### Records excerpted from a collection
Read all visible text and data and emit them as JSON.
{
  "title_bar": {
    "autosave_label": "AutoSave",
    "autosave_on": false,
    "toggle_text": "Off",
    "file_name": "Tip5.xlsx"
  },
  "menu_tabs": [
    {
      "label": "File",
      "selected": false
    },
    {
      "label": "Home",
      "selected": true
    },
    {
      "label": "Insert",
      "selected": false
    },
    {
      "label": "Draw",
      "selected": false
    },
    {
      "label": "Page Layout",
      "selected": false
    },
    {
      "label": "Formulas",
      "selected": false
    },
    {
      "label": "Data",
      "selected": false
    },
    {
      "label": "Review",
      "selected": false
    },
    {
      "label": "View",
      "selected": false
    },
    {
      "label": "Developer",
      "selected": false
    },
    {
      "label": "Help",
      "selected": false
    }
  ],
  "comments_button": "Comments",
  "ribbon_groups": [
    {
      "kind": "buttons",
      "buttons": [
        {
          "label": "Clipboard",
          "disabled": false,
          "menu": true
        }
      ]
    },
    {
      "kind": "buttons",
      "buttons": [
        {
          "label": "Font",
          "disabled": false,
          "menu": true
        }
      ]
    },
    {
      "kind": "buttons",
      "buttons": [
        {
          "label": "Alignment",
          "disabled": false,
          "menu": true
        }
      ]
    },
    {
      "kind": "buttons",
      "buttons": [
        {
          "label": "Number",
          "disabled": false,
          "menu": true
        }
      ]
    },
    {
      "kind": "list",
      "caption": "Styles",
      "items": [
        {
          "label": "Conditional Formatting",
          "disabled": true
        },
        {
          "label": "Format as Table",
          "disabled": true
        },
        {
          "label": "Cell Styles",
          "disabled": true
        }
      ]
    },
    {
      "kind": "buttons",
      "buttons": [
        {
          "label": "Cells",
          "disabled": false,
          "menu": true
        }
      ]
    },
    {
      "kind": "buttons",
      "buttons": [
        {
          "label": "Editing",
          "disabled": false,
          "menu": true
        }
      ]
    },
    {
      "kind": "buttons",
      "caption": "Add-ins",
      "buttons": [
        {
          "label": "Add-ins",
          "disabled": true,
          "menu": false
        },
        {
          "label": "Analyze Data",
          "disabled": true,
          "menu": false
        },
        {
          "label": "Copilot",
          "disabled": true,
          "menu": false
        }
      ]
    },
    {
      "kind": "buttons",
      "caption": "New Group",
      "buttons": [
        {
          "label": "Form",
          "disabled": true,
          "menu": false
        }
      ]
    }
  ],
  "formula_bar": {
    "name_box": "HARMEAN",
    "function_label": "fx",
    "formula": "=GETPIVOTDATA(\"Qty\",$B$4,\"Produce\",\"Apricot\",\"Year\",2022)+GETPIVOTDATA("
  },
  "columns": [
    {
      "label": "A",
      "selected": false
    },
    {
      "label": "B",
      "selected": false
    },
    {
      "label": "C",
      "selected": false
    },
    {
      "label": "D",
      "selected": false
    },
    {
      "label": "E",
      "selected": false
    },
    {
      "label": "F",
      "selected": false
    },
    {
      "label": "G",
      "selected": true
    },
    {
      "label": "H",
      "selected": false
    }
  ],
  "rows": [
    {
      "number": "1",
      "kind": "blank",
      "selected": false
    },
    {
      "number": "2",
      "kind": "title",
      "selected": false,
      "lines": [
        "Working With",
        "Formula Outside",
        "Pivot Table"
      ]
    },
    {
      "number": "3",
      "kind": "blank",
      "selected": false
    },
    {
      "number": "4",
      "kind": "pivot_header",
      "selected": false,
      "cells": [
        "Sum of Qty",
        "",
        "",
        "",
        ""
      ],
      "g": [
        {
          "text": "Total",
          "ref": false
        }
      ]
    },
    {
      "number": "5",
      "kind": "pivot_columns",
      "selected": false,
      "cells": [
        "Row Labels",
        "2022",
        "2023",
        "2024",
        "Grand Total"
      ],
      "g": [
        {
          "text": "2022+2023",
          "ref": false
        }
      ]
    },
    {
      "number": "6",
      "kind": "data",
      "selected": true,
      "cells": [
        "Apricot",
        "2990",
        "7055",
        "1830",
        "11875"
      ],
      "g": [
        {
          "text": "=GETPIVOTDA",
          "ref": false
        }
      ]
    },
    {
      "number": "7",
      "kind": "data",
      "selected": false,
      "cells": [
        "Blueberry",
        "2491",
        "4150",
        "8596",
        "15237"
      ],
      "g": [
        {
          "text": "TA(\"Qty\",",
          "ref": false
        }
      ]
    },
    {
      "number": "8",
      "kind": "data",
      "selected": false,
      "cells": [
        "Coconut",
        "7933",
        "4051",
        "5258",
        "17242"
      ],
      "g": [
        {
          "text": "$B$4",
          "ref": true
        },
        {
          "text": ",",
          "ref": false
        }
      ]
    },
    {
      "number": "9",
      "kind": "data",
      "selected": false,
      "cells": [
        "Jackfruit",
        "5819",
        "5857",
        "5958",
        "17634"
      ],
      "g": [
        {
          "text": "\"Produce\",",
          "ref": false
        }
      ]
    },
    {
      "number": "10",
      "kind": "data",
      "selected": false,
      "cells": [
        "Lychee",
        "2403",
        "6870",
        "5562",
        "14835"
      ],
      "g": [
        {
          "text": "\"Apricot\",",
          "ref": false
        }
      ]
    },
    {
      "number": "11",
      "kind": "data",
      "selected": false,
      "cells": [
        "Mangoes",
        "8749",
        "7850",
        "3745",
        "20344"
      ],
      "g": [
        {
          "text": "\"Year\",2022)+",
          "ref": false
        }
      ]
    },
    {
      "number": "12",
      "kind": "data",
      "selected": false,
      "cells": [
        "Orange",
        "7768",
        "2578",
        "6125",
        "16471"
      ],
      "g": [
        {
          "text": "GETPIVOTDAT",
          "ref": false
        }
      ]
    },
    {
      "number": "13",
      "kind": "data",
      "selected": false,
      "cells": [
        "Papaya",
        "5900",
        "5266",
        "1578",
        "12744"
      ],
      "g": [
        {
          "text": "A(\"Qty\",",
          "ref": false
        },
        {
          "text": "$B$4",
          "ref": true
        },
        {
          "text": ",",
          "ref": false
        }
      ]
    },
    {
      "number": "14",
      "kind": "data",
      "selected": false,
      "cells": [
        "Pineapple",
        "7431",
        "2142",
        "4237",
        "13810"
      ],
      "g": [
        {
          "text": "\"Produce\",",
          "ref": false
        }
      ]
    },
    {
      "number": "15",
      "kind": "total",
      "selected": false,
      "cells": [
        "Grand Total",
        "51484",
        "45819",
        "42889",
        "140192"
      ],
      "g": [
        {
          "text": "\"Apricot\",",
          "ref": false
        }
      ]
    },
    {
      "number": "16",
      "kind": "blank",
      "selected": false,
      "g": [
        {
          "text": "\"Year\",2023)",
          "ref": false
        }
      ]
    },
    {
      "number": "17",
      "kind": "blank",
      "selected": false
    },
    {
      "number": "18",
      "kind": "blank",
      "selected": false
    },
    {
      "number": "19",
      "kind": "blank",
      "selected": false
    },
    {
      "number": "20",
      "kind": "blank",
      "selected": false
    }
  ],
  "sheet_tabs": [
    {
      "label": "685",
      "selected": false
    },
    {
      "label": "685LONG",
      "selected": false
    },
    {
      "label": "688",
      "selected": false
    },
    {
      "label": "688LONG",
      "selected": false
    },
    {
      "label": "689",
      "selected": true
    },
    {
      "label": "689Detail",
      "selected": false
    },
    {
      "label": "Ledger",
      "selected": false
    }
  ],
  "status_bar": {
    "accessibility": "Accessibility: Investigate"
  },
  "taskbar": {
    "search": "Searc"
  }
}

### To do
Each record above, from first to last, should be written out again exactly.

### Written solution
Read all visible text and data and emit them as JSON.
{
  "title_bar": {
    "autosave_label": "AutoSave",
    "autosave_on": false,
    "toggle_text": "Off",
    "file_name": "Tip5.xlsx"
  },
  "menu_tabs": [
    {
      "label": "File",
      "selected": false
    },
    {
      "label": "Home",
      "selected": true
    },
    {
      "label": "Insert",
      "selected": false
    },
    {
      "label": "Draw",
      "selected": false
    },
    {
      "label": "Page Layout",
      "selected": false
    },
    {
      "label": "Formulas",
      "selected": false
    },
    {
      "label": "Data",
      "selected": false
    },
    {
      "label": "Review",
      "selected": false
    },
    {
      "label": "View",
      "selected": false
    },
    {
      "label": "Developer",
      "selected": false
    },
    {
      "label": "Help",
      "selected": false
    }
  ],
  "comments_button": "Comments",
  "ribbon_groups": [
    {
      "kind": "buttons",
      "buttons": [
        {
          "label": "Clipboard",
          "disabled": false,
          "menu": true
        }
      ]
    },
    {
      "kind": "buttons",
      "buttons": [
        {
          "label": "Font",
          "disabled": false,
          "menu": true
        }
      ]
    },
    {
      "kind": "buttons",
      "buttons": [
        {
          "label": "Alignment",
          "disabled": false,
          "menu": true
        }
      ]
    },
    {
      "kind": "buttons",
      "buttons": [
        {
          "label": "Number",
          "disabled": false,
          "menu": true
        }
      ]
    },
    {
      "kind": "list",
      "caption": "Styles",
      "items": [
        {
          "label": "Conditional Formatting",
          "disabled": true
        },
        {
          "label": "Format as Table",
          "disabled": true
        },
        {
          "label": "Cell Styles",
          "disabled": true
        }
      ]
    },
    {
      "kind": "buttons",
      "buttons": [
        {
          "label": "Cells",
          "disabled": false,
          "menu": true
        }
      ]
    },
    {
      "kind": "buttons",
      "buttons": [
        {
          "label": "Editing",
          "disabled": false,
          "menu": true
        }
      ]
    },
    {
      "kind": "buttons",
      "caption": "Add-ins",
      "buttons": [
        {
          "label": "Add-ins",
          "disabled": true,
          "menu": false
        },
        {
          "label": "Analyze Data",
          "disabled": true,
          "menu": false
        },
        {
          "label": "Copilot",
          "disabled": true,
          "menu": false
        }
      ]
    },
    {
      "kind": "buttons",
      "caption": "New Group",
      "buttons": [
        {
          "label": "Form",
          "disabled": true,
          "menu": false
        }
      ]
    }
  ],
  "formula_bar": {
    "name_box": "HARMEAN",
    "function_label": "fx",
    "formula": "=GETPIVOTDATA(\"Qty\",$B$4,\"Produce\",\"Apricot\",\"Year\",2022)+GETPIVOTDATA("
  },
  "columns": [
    {
      "label": "A",
      "selected": false
    },
    {
      "label": "B",
      "selected": false
    },
    {
      "label": "C",
      "selected": false
    },
    {
      "label": "D",
      "selected": false
    },
    {
      "label": "E",
      "selected": false
    },
    {
      "label": "F",
      "selected": false
    },
    {
      "label": "G",
      "selected": true
    },
    {
      "label": "H",
      "selected": false
    }
  ],
  "rows": [
    {
      "number": "1",
      "kind": "blank",
      "selected": false
    },
    {
      "number": "2",
      "kind": "title",
      "selected": false,
      "lines": [
        "Working With",
        "Formula Outside",
        "Pivot Table"
      ]
    },
    {
      "number": "3",
      "kind": "blank",
      "selected": false
    },
    {
      "number": "4",
      "kind": "pivot_header",
      "selected": false,
      "cells": [
        "Sum of Qty",
        "",
        "",
        "",
        ""
      ],
      "g": [
        {
          "text": "Total",
          "ref": false
        }
      ]
    },
    {
      "number": "5",
      "kind": "pivot_columns",
      "selected": false,
      "cells": [
        "Row Labels",
        "2022",
        "2023",
        "2024",
        "Grand Total"
      ],
      "g": [
        {
          "text": "2022+2023",
          "ref": false
        }
      ]
    },
    {
      "number": "6",
      "kind": "data",
      "selected": true,
      "cells": [
        "Apricot",
        "2990",
        "7055",
        "1830",
        "11875"
      ],
      "g": [
        {
          "text": "=GETPIVOTDA",
          "ref": false
        }
      ]
    },
    {
      "number": "7",
      "kind": "data",
      "selected": false,
      "cells": [
        "Blueberry",
        "2491",
        "4150",
        "8596",
        "15237"
      ],
      "g": [
        {
          "text": "TA(\"Qty\",",
          "ref": false
        }
      ]
    },
    {
      "number": "8",
      "kind": "data",
      "selected": false,
      "cells": [
        "Coconut",
        "7933",
        "4051",
        "5258",
        "17242"
      ],
      "g": [
        {
          "text": "$B$4",
          "ref": true
        },
        {
          "text": ",",
          "ref": false
        }
      ]
    },
    {
      "number": "9",
      "kind": "data",
      "selected": false,
      "cells": [
        "Jackfruit",
        "5819",
        "5857",
        "5958",
        "17634"
      ],
      "g": [
        {
          "text": "\"Produce\",",
          "ref": false
        }
      ]
    },
    {
      "number": "10",
      "kind": "data",
      "selected": false,
      "cells": [
        "Lychee",
        "2403",
        "6870",
        "5562",
        "14835"
      ],
      "g": [
        {
          "text": "\"Apricot\",",
          "ref": false
        }
      ]
    },
    {
      "number": "11",
      "kind": "data",
      "selected": false,
      "cells": [
        "Mangoes",
        "8749",
        "7850",
        "3745",
        "20344"
      ],
      "g": [
        {
          "text": "\"Year\",2022)+",
          "ref": false
        }
      ]
    },
    {
      "number": "12",
      "kind": "data",
      "selected": false,
      "cells": [
        "Orange",
        "7768",
        "2578",
        "6125",
        "16471"
      ],
      "g": [
        {
          "text": "GETPIVOTDAT",
          "ref": false
        }
      ]
    },
    {
      "number": "13",
      "kind": "data",
      "selected": false,
      "cells": [
        "Papaya",
        "5900",
        "5266",
        "1578",
        "12744"
      ],
      "g": [
        {
          "text": "A(\"Qty\",",
          "ref": false
        },
        {
          "text": "$B$4",
          "ref": true
        },
        {
          "text": ",",
          "ref": false
        }
      ]
    },
    {
      "number": "14",
      "kind": "data",
      "selected": false,
      "cells": [
        "Pineapple",
        "7431",
        "2142",
        "4237",
        "13810"
      ],
      "g": [
        {
          "text": "\"Produce\",",
          "ref": false
        }
      ]
    },
    {
      "number": "15",
      "kind": "total",
      "selected": false,
      "cells": [
        "Grand Total",
        "51484",
        "45819",
        "42889",
        "140192"
      ],
      "g": [
        {
          "text": "\"Apricot\",",
          "ref": false
        }
      ]
    },
    {
      "number": "16",
      "kind": "blank",
      "selected": false,
      "g": [
        {
          "text": "\"Year\",2023)",
          "ref": false
        }
      ]
    },
    {
      "number": "17",
      "kind": "blank",
      "selected": false
    },
    {
      "number": "18",
      "kind": "blank",
      "selected": false
    },
    {
      "number": "19",
      "kind": "blank",
      "selected": false
    },
    {
      "number": "20",
      "kind": "blank",
      "selected": false
    }
  ],
  "sheet_tabs": [
    {
      "label": "685",
      "selected": false
    },
    {
      "label": "685LONG",
      "selected": false
    },
    {
      "label": "688",
      "selected": false
    },
    {
      "label": "688LONG",
      "selected": false
    },
    {
      "label": "689",
      "selected": true
    },
    {
      "label": "689Detail",
      "selected": false
    },
    {
      "label": "Ledger",
      "selected": false
    }
  ],
  "status_bar": {
    "accessibility": "Accessibility: Investigate"
  },
  "taskbar": {
    "search": "Searc"
  }
}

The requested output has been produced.